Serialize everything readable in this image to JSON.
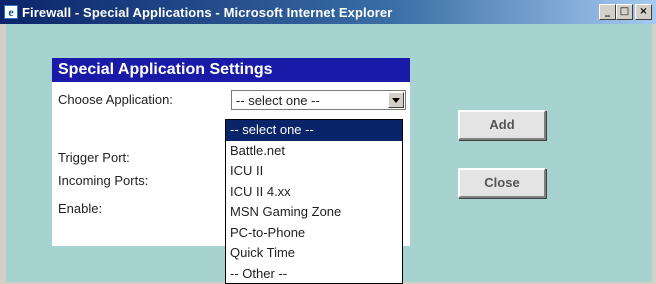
{
  "window": {
    "title": "Firewall - Special Applications - Microsoft Internet Explorer",
    "icon": "ie-icon",
    "controls": {
      "minimize": "_",
      "maximize": "□",
      "close": "×"
    }
  },
  "panel": {
    "title": "Special Application Settings",
    "choose_label": "Choose Application:",
    "trigger_label": "Trigger Port:",
    "incoming_label": "Incoming Ports:",
    "enable_label": "Enable:"
  },
  "select": {
    "value": "-- select one --",
    "options": [
      "-- select one --",
      "Battle.net",
      "ICU II",
      "ICU II 4.xx",
      "MSN Gaming Zone",
      "PC-to-Phone",
      "Quick Time",
      "-- Other --"
    ],
    "selected_index": 0
  },
  "buttons": {
    "add": "Add",
    "close": "Close"
  },
  "colors": {
    "titlebar": "#0a246a",
    "background": "#a6d2d0",
    "panel_header": "#1a1aa8",
    "highlight": "#0a246a"
  }
}
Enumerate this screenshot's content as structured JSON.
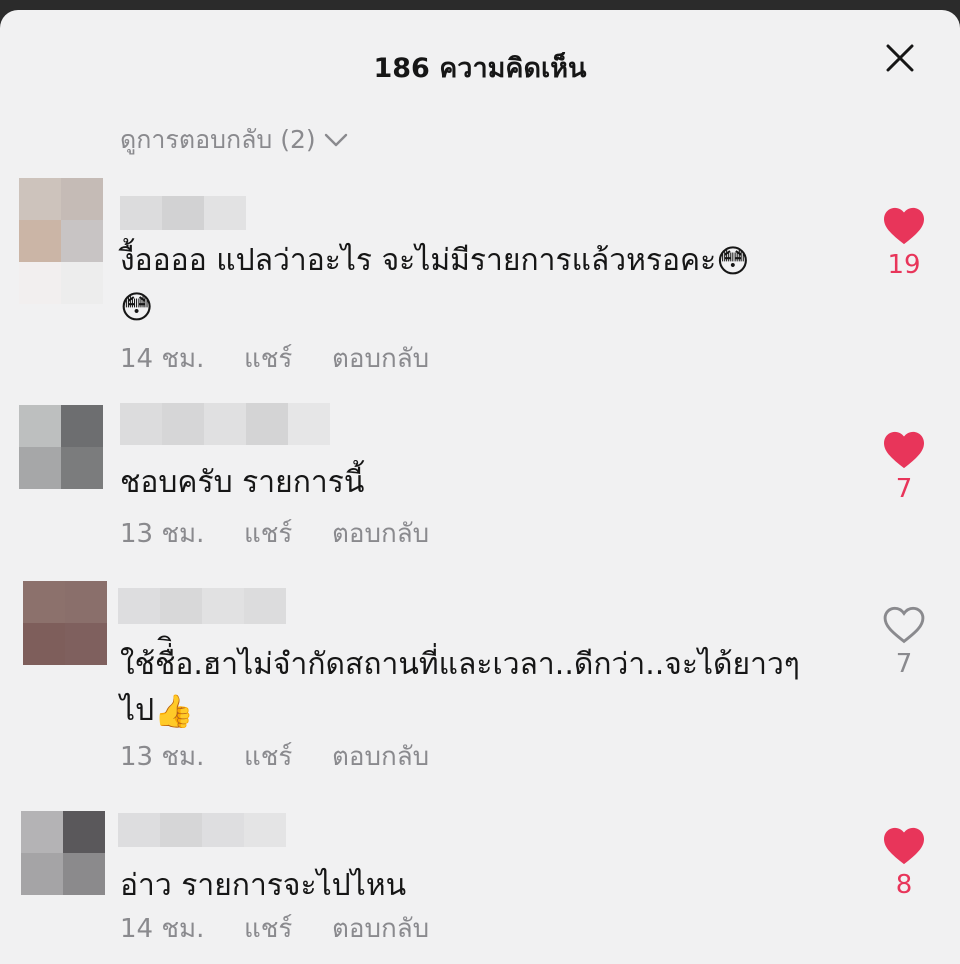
{
  "header": {
    "title": "186 ความคิดเห็น",
    "close_icon": "close-icon"
  },
  "view_replies": {
    "label": "ดูการตอบกลับ (2)",
    "icon": "chevron-down-icon"
  },
  "comments": [
    {
      "text": "งื้ออออ แปลว่าอะไร จะไม่มีรายการแล้วหรอคะ",
      "emoji": [
        "😳",
        "😳"
      ],
      "time": "14 ชม.",
      "share_label": "แชร์",
      "reply_label": "ตอบกลับ",
      "likes": "19",
      "liked": true,
      "avatar_colors": [
        "#cdc3bc",
        "#c5bbb6",
        "#cbb5a6",
        "#c8c4c4",
        "#f2efef",
        "#ededed"
      ]
    },
    {
      "text": "ชอบครับ รายการนี้",
      "time": "13 ชม.",
      "share_label": "แชร์",
      "reply_label": "ตอบกลับ",
      "likes": "7",
      "liked": true,
      "avatar_colors": [
        "#bdbfbf",
        "#6d6e70",
        "#a6a7a8",
        "#7b7c7d"
      ]
    },
    {
      "text": "ใช้ชื่ิอ.ฮาไม่จำกัดสถานที่และเวลา..ดีกว่า..จะได้ยาวๆไป",
      "emoji": [
        "👍"
      ],
      "time": "13 ชม.",
      "share_label": "แชร์",
      "reply_label": "ตอบกลับ",
      "likes": "7",
      "liked": false,
      "avatar_colors": [
        "#8c716c",
        "#8a6f6b",
        "#7e5e5b",
        "#7f605e"
      ]
    },
    {
      "text": "อ่าว รายการจะไปไหน",
      "time": "14 ชม.",
      "share_label": "แชร์",
      "reply_label": "ตอบกลับ",
      "likes": "8",
      "liked": true,
      "avatar_colors": [
        "#b4b3b5",
        "#5a585b",
        "#a5a4a6",
        "#8b8a8c"
      ]
    }
  ],
  "colors": {
    "accent_like": "#e8355a",
    "meta_text": "#8a8a8e",
    "sheet_background": "#f1f1f2"
  }
}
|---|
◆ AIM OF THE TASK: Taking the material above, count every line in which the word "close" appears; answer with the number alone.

◆ RESULT OF THE TASK: 3